## TASK
What you give back must match the data below character for character.

## SUPPLIED DATA
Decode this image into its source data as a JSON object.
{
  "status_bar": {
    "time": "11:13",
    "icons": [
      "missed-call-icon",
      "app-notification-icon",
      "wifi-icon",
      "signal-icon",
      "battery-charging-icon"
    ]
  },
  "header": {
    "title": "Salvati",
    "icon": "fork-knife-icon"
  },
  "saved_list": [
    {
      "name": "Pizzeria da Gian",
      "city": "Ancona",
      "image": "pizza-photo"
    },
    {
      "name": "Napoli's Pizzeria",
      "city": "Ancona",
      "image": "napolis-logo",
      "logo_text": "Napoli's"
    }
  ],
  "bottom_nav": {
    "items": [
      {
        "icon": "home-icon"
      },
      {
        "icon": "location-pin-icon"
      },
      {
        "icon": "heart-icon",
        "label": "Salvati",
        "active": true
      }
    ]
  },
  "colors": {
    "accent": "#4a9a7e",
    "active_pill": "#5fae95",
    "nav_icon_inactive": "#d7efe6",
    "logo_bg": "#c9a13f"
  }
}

## REPLY
Decode this image into its source data as a JSON object.
{
  "status_bar": {
    "time": "11:13",
    "icons": [
      "missed-call-icon",
      "app-notification-icon",
      "wifi-icon",
      "signal-icon",
      "battery-charging-icon"
    ]
  },
  "header": {
    "title": "Salvati",
    "icon": "fork-knife-icon"
  },
  "saved_list": [
    {
      "name": "Pizzeria da Gian",
      "city": "Ancona",
      "image": "pizza-photo"
    },
    {
      "name": "Napoli's Pizzeria",
      "city": "Ancona",
      "image": "napolis-logo",
      "logo_text": "Napoli's"
    }
  ],
  "bottom_nav": {
    "items": [
      {
        "icon": "home-icon"
      },
      {
        "icon": "location-pin-icon"
      },
      {
        "icon": "heart-icon",
        "label": "Salvati",
        "active": true
      }
    ]
  },
  "colors": {
    "accent": "#4a9a7e",
    "active_pill": "#5fae95",
    "nav_icon_inactive": "#d7efe6",
    "logo_bg": "#c9a13f"
  }
}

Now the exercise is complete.